• [What the task asks] Tell how many lines in the data below contain "JSON", using one number as the whole reply.

• [Stored records]
========================================================================

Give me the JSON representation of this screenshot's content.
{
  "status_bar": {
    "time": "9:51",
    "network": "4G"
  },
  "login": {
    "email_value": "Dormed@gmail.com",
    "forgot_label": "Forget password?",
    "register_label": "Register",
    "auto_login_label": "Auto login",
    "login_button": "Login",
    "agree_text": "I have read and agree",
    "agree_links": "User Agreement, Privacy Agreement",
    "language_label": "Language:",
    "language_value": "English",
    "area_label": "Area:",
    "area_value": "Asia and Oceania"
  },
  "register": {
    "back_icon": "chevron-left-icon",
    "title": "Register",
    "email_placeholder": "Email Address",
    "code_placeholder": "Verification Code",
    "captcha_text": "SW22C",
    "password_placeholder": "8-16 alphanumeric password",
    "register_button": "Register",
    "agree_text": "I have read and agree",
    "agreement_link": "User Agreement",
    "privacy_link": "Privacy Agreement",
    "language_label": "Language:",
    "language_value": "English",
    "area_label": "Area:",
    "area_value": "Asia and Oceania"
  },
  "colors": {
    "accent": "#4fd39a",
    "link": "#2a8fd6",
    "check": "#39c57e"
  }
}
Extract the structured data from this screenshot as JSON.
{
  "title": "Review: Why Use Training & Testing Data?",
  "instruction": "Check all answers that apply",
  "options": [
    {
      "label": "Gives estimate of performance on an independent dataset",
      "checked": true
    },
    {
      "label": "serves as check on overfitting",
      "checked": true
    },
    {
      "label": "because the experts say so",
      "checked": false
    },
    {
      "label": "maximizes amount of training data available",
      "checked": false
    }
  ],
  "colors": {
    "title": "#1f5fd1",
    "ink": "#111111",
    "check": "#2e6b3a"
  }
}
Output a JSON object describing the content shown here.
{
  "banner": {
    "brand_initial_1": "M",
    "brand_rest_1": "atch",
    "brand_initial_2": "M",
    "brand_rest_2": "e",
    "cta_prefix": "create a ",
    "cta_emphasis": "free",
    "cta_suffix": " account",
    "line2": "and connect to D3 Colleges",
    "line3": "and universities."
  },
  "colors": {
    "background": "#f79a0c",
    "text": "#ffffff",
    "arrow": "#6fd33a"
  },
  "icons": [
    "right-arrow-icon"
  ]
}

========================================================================

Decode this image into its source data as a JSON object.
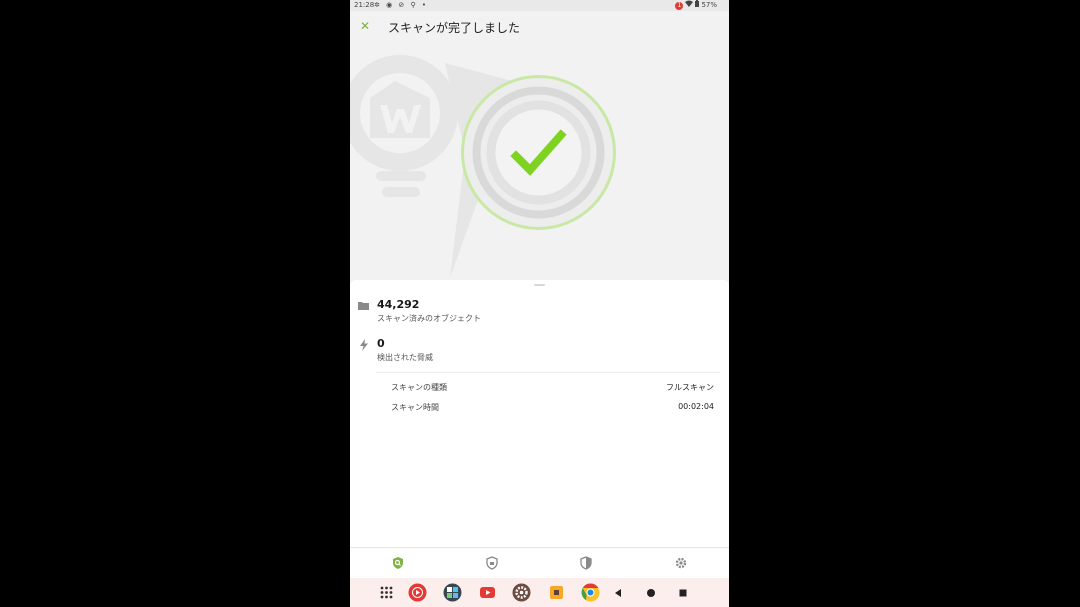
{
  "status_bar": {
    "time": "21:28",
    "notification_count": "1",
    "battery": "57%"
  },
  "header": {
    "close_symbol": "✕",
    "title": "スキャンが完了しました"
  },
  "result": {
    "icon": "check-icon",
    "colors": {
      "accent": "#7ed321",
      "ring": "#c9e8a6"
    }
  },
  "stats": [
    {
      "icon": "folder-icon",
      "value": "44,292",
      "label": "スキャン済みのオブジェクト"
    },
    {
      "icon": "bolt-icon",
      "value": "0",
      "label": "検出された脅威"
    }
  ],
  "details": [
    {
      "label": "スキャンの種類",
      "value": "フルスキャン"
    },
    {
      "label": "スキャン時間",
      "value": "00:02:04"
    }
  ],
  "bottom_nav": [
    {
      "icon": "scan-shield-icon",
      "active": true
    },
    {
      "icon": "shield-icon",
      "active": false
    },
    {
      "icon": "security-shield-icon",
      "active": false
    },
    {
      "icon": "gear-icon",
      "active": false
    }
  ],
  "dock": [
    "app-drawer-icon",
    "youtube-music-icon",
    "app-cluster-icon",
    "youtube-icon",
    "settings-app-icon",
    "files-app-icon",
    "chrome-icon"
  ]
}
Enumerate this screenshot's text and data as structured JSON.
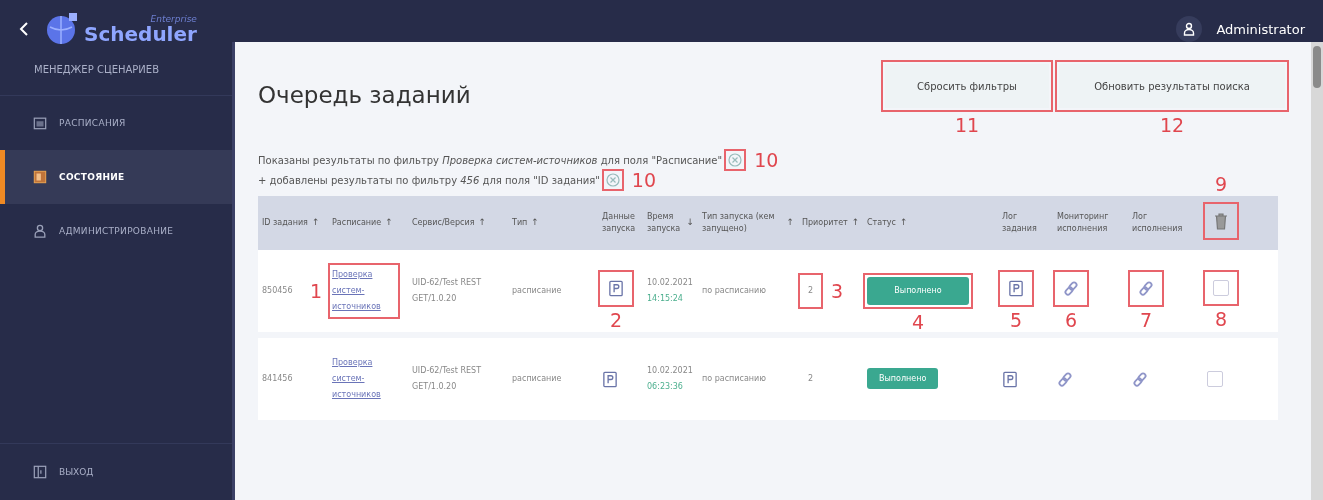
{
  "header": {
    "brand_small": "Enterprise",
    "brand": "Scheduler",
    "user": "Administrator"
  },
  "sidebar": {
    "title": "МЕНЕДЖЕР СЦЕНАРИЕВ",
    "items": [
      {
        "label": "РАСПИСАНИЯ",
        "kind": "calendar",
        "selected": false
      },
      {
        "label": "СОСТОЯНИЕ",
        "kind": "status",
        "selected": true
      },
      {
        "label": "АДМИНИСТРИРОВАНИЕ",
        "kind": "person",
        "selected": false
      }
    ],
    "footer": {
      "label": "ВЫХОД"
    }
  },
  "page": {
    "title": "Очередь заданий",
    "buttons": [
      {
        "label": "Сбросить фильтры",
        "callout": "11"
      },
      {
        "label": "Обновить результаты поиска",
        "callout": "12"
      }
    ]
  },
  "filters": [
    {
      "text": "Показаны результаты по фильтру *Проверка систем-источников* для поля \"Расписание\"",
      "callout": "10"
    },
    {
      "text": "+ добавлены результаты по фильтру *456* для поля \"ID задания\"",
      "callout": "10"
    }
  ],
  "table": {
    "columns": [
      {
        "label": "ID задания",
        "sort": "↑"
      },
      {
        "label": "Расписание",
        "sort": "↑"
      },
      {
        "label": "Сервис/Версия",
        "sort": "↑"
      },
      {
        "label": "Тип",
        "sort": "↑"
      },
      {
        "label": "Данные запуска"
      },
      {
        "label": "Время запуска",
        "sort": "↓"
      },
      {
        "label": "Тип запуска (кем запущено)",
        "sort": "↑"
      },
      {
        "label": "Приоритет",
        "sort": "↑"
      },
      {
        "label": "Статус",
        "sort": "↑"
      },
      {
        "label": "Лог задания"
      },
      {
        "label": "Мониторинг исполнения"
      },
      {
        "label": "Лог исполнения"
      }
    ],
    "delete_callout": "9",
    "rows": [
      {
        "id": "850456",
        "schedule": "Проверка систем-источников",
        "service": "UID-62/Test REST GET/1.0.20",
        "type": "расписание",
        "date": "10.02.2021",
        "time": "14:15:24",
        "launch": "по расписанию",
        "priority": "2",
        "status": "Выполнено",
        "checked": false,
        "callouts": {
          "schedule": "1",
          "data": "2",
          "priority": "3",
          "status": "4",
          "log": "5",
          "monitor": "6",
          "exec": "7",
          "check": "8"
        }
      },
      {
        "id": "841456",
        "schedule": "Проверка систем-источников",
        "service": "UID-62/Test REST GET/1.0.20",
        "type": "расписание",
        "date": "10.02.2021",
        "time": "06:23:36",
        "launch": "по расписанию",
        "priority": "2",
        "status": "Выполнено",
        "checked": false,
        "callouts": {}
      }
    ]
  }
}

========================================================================

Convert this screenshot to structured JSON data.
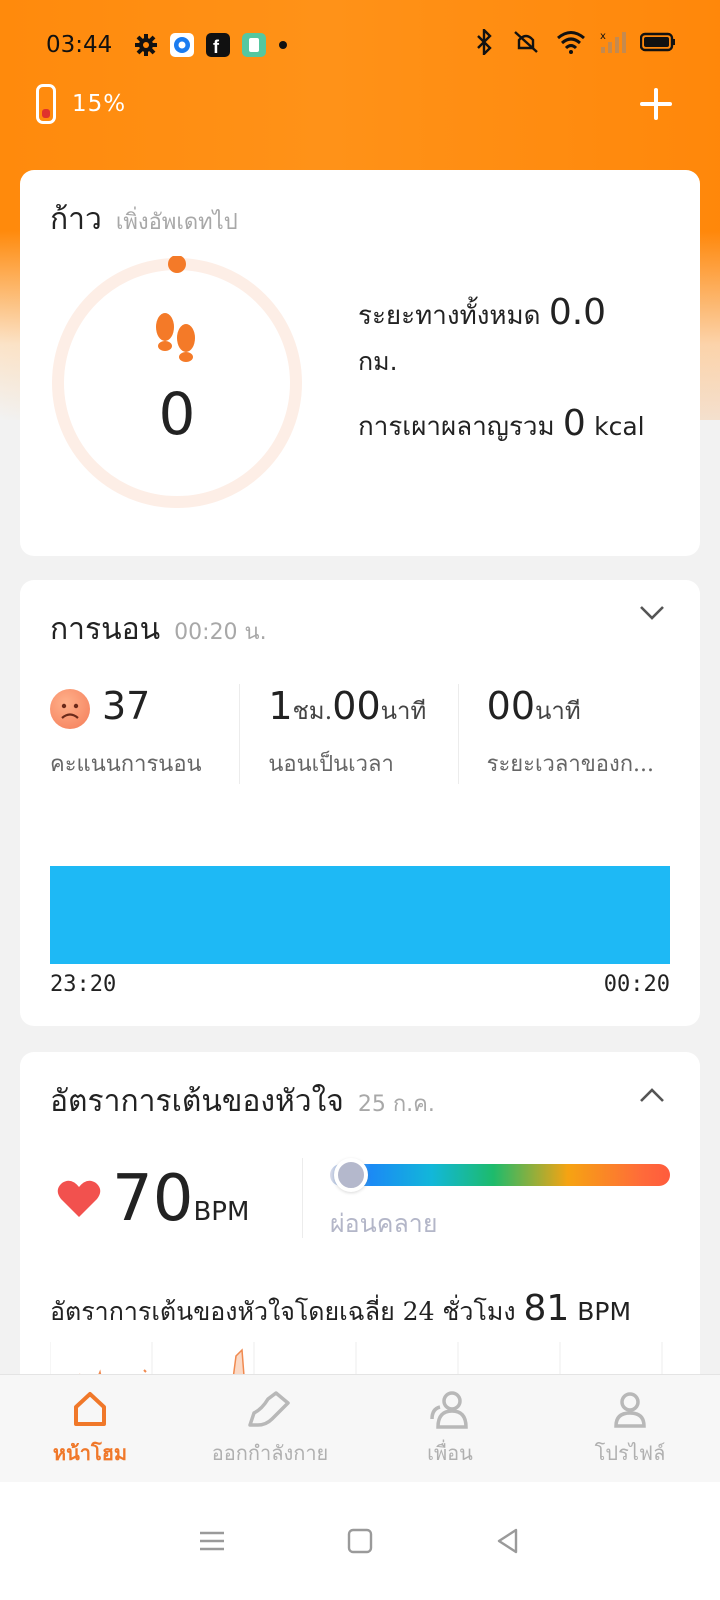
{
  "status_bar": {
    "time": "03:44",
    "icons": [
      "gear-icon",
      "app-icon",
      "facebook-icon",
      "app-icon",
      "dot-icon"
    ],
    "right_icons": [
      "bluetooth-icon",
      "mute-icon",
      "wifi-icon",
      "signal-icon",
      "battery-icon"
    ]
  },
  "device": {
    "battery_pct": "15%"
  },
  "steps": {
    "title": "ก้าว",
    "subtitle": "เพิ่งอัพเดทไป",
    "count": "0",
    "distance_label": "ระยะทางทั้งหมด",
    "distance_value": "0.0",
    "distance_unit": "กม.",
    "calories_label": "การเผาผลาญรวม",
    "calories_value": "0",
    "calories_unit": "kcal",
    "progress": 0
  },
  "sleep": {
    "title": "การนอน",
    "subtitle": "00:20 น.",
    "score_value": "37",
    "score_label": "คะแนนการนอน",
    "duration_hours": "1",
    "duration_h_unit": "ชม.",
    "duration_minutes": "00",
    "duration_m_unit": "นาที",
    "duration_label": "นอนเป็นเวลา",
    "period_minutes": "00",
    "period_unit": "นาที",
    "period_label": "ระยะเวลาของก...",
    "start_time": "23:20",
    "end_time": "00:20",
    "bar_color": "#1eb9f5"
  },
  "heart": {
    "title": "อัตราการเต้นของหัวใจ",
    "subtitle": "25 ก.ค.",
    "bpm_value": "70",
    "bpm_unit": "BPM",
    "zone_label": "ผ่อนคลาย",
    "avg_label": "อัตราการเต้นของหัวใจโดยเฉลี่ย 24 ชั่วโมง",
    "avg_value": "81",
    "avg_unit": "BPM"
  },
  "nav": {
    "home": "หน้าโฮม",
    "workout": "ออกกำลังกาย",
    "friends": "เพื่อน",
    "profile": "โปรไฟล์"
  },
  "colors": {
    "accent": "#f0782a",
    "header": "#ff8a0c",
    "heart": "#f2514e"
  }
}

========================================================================

• [Answer below] 6